Jayne Anne Phillips is a fiction writer who has covered a lot of artistic ground in her career. A writer of experimental short stories and of traditionally narrated novels, she has often focused on the experiences of women—young women, older women—as they move through the worlds of family and work and men. She is also a writer frequently linked to the landscape of her native West Virginia, setting most of her fiction in that region. In her novel Motherkind Phillips tells a story at once familiar and unfamiliar to her readers.
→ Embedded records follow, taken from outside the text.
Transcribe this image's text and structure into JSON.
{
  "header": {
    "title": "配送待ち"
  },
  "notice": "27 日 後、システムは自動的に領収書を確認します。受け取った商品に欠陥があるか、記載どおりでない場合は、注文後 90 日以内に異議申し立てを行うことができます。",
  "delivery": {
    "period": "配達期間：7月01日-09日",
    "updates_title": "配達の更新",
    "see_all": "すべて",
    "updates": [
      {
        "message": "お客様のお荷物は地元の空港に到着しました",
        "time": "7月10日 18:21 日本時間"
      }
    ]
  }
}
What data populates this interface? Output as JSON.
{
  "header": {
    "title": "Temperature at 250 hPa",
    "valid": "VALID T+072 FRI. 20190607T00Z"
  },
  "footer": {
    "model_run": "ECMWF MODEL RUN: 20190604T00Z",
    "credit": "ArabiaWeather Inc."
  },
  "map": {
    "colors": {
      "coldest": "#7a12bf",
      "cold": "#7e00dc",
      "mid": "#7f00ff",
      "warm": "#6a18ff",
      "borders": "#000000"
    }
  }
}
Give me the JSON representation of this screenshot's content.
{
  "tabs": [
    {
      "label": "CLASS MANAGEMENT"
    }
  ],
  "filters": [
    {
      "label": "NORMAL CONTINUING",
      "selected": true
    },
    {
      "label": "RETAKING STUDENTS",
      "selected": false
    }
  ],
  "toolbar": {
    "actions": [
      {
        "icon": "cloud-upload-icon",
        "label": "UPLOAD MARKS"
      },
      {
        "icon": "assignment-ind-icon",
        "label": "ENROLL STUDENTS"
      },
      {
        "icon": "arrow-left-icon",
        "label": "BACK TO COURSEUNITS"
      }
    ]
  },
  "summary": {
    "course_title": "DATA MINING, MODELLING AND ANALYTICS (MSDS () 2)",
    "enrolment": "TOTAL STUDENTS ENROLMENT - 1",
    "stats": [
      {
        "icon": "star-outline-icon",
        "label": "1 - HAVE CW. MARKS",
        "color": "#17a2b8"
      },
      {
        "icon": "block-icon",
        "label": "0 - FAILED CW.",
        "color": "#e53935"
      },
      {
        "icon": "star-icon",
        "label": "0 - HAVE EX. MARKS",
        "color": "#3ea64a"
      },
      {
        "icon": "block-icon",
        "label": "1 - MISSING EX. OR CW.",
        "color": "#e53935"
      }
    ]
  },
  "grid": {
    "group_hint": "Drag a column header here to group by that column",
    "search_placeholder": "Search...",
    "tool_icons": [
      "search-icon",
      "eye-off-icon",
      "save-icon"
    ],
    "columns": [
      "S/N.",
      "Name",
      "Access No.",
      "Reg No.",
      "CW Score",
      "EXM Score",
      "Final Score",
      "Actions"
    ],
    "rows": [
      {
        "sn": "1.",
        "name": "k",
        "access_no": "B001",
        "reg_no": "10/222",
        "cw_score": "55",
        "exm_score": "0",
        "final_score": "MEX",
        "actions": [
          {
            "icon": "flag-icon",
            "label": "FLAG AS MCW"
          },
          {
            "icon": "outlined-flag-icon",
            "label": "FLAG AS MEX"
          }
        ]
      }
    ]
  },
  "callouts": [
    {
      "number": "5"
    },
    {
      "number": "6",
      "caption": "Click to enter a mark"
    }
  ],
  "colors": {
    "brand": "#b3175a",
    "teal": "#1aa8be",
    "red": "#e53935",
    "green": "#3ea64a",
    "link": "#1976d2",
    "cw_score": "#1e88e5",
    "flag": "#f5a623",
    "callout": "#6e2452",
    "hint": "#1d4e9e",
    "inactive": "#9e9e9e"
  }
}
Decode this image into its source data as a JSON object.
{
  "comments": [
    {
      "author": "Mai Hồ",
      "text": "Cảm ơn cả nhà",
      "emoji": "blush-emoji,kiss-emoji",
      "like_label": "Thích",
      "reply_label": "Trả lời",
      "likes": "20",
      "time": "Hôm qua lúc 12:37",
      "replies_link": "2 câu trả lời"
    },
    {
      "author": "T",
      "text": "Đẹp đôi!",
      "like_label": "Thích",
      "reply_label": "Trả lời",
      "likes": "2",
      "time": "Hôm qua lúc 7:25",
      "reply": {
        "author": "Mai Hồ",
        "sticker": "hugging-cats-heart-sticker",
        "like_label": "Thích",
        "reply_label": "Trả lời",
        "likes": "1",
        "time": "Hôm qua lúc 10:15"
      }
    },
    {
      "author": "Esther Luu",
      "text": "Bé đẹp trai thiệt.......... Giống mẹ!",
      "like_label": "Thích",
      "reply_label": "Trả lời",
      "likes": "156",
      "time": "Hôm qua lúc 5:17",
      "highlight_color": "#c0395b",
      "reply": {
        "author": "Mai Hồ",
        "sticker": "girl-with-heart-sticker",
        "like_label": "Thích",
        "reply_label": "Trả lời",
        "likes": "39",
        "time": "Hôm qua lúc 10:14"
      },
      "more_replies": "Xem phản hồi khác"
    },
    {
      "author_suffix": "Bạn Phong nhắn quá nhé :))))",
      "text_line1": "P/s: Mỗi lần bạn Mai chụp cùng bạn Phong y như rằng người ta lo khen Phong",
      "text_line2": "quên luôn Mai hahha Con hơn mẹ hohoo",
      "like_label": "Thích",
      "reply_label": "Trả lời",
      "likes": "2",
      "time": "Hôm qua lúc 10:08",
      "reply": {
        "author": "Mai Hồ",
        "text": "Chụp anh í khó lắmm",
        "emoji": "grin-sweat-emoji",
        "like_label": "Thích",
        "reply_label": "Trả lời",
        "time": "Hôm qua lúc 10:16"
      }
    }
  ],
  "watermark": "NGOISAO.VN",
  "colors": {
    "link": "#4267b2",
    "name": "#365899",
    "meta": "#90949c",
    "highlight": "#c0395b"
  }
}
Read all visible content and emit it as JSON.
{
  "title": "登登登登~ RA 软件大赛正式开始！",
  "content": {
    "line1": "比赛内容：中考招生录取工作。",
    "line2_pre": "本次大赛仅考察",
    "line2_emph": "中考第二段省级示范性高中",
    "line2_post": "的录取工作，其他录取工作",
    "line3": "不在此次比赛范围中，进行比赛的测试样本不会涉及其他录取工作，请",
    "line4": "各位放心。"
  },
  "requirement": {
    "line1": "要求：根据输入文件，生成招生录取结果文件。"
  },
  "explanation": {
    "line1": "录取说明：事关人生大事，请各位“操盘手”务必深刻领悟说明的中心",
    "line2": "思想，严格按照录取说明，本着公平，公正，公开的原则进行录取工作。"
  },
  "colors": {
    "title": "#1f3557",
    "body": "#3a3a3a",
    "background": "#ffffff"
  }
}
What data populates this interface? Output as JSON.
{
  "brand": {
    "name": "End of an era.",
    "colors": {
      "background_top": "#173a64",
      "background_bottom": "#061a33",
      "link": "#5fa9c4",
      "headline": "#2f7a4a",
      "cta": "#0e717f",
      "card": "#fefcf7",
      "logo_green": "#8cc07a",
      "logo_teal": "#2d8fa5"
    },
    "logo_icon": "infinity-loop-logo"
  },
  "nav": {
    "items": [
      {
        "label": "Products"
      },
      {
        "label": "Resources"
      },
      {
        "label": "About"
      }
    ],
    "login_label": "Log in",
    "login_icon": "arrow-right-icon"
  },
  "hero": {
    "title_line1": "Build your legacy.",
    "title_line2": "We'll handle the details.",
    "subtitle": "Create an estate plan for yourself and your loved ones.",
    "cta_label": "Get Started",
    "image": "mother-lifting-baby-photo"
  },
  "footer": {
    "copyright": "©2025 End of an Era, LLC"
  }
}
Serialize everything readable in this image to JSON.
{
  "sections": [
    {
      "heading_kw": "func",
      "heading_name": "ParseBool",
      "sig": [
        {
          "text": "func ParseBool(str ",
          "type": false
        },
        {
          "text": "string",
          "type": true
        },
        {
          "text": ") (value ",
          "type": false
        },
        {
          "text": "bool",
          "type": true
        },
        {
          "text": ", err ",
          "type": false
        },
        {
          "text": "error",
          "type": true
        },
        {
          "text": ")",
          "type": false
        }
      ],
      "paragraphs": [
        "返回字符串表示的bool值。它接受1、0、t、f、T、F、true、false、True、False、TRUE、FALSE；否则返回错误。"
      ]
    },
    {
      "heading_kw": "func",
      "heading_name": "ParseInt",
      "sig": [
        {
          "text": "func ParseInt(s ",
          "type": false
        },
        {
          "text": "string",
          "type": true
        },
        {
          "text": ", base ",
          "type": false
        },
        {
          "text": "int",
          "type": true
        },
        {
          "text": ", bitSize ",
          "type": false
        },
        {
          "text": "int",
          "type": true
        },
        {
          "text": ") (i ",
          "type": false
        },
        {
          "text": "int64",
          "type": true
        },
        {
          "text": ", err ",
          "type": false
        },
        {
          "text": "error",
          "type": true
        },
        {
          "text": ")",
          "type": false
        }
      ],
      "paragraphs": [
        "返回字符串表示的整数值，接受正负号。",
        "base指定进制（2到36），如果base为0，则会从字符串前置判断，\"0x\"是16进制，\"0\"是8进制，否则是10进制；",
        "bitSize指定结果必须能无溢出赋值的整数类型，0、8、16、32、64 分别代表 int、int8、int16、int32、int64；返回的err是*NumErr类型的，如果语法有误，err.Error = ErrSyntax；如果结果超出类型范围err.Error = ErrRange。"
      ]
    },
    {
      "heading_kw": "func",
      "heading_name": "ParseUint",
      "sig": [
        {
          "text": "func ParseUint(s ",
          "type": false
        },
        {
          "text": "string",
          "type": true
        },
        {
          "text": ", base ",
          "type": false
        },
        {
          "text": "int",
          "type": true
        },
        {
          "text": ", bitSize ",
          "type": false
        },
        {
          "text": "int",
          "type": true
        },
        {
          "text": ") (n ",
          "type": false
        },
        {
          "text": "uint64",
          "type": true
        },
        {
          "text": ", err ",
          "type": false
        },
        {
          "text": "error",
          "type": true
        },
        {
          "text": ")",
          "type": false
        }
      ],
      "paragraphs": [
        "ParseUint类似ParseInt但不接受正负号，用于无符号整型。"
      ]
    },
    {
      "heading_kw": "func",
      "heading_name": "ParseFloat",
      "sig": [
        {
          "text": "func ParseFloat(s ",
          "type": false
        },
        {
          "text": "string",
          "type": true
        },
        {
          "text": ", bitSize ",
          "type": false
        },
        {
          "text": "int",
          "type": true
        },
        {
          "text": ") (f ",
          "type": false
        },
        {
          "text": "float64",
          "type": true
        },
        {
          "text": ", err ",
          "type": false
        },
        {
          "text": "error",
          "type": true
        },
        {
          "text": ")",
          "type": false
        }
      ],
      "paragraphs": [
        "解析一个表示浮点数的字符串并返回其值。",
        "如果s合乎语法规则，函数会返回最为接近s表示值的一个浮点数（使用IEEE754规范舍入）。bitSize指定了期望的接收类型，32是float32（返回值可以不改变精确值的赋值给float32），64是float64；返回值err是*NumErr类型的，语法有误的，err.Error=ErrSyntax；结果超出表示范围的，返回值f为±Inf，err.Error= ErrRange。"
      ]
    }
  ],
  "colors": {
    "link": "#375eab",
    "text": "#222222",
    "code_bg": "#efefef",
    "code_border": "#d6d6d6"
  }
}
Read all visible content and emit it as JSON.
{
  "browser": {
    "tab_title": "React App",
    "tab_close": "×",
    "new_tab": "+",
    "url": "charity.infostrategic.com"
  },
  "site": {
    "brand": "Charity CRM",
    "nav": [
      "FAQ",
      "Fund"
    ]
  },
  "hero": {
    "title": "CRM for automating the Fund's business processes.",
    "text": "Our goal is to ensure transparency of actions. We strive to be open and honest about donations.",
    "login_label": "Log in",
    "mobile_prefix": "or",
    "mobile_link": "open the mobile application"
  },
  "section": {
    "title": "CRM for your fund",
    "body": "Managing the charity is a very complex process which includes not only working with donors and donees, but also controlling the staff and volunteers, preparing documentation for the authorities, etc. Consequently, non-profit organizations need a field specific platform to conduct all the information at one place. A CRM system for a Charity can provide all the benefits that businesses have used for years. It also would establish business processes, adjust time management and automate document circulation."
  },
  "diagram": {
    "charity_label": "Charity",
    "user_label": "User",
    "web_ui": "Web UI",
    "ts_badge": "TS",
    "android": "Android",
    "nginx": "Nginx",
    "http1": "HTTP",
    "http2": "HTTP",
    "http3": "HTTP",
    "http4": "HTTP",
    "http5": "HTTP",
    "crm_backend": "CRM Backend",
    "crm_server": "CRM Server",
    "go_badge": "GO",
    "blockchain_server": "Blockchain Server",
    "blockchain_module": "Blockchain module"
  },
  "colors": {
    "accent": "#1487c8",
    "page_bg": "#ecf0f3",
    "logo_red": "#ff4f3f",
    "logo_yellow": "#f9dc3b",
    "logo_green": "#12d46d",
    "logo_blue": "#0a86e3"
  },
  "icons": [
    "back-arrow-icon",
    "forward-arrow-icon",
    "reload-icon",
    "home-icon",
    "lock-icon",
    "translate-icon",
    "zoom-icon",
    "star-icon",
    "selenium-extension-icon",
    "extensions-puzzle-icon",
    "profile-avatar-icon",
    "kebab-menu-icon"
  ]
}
This work centers on Katherine (“Kate”) Tateman, a 31-year-old editor and writer living outside of Boston. She is pregnant and living with the father of this child, who has brought his own two sons into the relationship following a divorce. One strand of Phillips’s story follows this pregnancy through to the birth of the child—a son, Alexander—and to the eventual marriage of Kate and her lover, Matt. Phillips does a wonderful job of probing the inner-world of her protagonist, exposing the tensions that beset Kate as she anticipates and considers motherhood.
Those tensions are heightened by the story contained in the other primary strand of the novel, that of Kate’s dying mother, who is also named Katherine. In fact, Phillips structures her novel so that while readers read of the “present” situation (the pregnancy, the birth, the marriage), readers alternately read the recollected story of...
(The entire section is 489 words.)